_Work order_
Please reproduce the entries that follow, keeping each word intact.

[Exercise data — start]

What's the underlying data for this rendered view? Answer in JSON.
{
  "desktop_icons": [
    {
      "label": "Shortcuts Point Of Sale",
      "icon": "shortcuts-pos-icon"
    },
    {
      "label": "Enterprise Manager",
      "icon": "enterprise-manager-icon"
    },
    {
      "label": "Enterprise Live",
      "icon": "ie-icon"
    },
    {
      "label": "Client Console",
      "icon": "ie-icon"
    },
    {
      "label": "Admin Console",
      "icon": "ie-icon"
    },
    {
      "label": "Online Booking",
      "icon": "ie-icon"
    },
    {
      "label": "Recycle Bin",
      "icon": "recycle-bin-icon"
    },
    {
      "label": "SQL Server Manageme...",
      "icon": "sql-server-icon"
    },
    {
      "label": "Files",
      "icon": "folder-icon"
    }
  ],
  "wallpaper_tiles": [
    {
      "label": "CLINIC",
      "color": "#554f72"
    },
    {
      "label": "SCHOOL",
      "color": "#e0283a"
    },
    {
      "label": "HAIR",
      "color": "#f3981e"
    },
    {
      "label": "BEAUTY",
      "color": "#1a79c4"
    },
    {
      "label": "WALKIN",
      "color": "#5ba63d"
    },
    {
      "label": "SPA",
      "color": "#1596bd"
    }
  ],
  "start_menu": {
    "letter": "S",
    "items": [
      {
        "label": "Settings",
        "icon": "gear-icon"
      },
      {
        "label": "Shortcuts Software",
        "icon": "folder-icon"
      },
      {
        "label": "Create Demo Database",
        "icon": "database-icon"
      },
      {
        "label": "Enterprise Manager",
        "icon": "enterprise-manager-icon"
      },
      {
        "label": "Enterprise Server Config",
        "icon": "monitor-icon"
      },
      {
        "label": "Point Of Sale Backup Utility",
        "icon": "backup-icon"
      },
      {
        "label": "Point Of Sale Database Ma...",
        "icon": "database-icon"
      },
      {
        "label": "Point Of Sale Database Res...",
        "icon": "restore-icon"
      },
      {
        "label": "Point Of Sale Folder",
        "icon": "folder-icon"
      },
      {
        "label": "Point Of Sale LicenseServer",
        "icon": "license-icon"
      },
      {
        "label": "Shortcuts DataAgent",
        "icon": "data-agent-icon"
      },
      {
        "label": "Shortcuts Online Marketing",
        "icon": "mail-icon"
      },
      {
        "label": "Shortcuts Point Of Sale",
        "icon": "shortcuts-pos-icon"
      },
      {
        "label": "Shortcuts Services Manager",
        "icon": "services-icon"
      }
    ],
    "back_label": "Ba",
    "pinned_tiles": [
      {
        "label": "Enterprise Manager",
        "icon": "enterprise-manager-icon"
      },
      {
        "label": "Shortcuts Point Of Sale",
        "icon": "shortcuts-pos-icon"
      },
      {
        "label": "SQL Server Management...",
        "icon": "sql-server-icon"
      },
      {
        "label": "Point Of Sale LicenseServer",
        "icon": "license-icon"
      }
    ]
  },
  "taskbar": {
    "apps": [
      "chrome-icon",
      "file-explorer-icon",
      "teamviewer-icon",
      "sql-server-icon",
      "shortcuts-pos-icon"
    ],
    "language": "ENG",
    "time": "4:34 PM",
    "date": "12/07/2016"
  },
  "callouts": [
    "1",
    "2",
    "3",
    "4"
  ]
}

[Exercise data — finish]

_Output for this exercise_
What's the underlying data for this rendered view? Answer in JSON.
{
  "desktop_icons": [
    {
      "label": "Shortcuts Point Of Sale",
      "icon": "shortcuts-pos-icon"
    },
    {
      "label": "Enterprise Manager",
      "icon": "enterprise-manager-icon"
    },
    {
      "label": "Enterprise Live",
      "icon": "ie-icon"
    },
    {
      "label": "Client Console",
      "icon": "ie-icon"
    },
    {
      "label": "Admin Console",
      "icon": "ie-icon"
    },
    {
      "label": "Online Booking",
      "icon": "ie-icon"
    },
    {
      "label": "Recycle Bin",
      "icon": "recycle-bin-icon"
    },
    {
      "label": "SQL Server Manageme...",
      "icon": "sql-server-icon"
    },
    {
      "label": "Files",
      "icon": "folder-icon"
    }
  ],
  "wallpaper_tiles": [
    {
      "label": "CLINIC",
      "color": "#554f72"
    },
    {
      "label": "SCHOOL",
      "color": "#e0283a"
    },
    {
      "label": "HAIR",
      "color": "#f3981e"
    },
    {
      "label": "BEAUTY",
      "color": "#1a79c4"
    },
    {
      "label": "WALKIN",
      "color": "#5ba63d"
    },
    {
      "label": "SPA",
      "color": "#1596bd"
    }
  ],
  "start_menu": {
    "letter": "S",
    "items": [
      {
        "label": "Settings",
        "icon": "gear-icon"
      },
      {
        "label": "Shortcuts Software",
        "icon": "folder-icon"
      },
      {
        "label": "Create Demo Database",
        "icon": "database-icon"
      },
      {
        "label": "Enterprise Manager",
        "icon": "enterprise-manager-icon"
      },
      {
        "label": "Enterprise Server Config",
        "icon": "monitor-icon"
      },
      {
        "label": "Point Of Sale Backup Utility",
        "icon": "backup-icon"
      },
      {
        "label": "Point Of Sale Database Ma...",
        "icon": "database-icon"
      },
      {
        "label": "Point Of Sale Database Res...",
        "icon": "restore-icon"
      },
      {
        "label": "Point Of Sale Folder",
        "icon": "folder-icon"
      },
      {
        "label": "Point Of Sale LicenseServer",
        "icon": "license-icon"
      },
      {
        "label": "Shortcuts DataAgent",
        "icon": "data-agent-icon"
      },
      {
        "label": "Shortcuts Online Marketing",
        "icon": "mail-icon"
      },
      {
        "label": "Shortcuts Point Of Sale",
        "icon": "shortcuts-pos-icon"
      },
      {
        "label": "Shortcuts Services Manager",
        "icon": "services-icon"
      }
    ],
    "back_label": "Ba",
    "pinned_tiles": [
      {
        "label": "Enterprise Manager",
        "icon": "enterprise-manager-icon"
      },
      {
        "label": "Shortcuts Point Of Sale",
        "icon": "shortcuts-pos-icon"
      },
      {
        "label": "SQL Server Management...",
        "icon": "sql-server-icon"
      },
      {
        "label": "Point Of Sale LicenseServer",
        "icon": "license-icon"
      }
    ]
  },
  "taskbar": {
    "apps": [
      "chrome-icon",
      "file-explorer-icon",
      "teamviewer-icon",
      "sql-server-icon",
      "shortcuts-pos-icon"
    ],
    "language": "ENG",
    "time": "4:34 PM",
    "date": "12/07/2016"
  },
  "callouts": [
    "1",
    "2",
    "3",
    "4"
  ]
}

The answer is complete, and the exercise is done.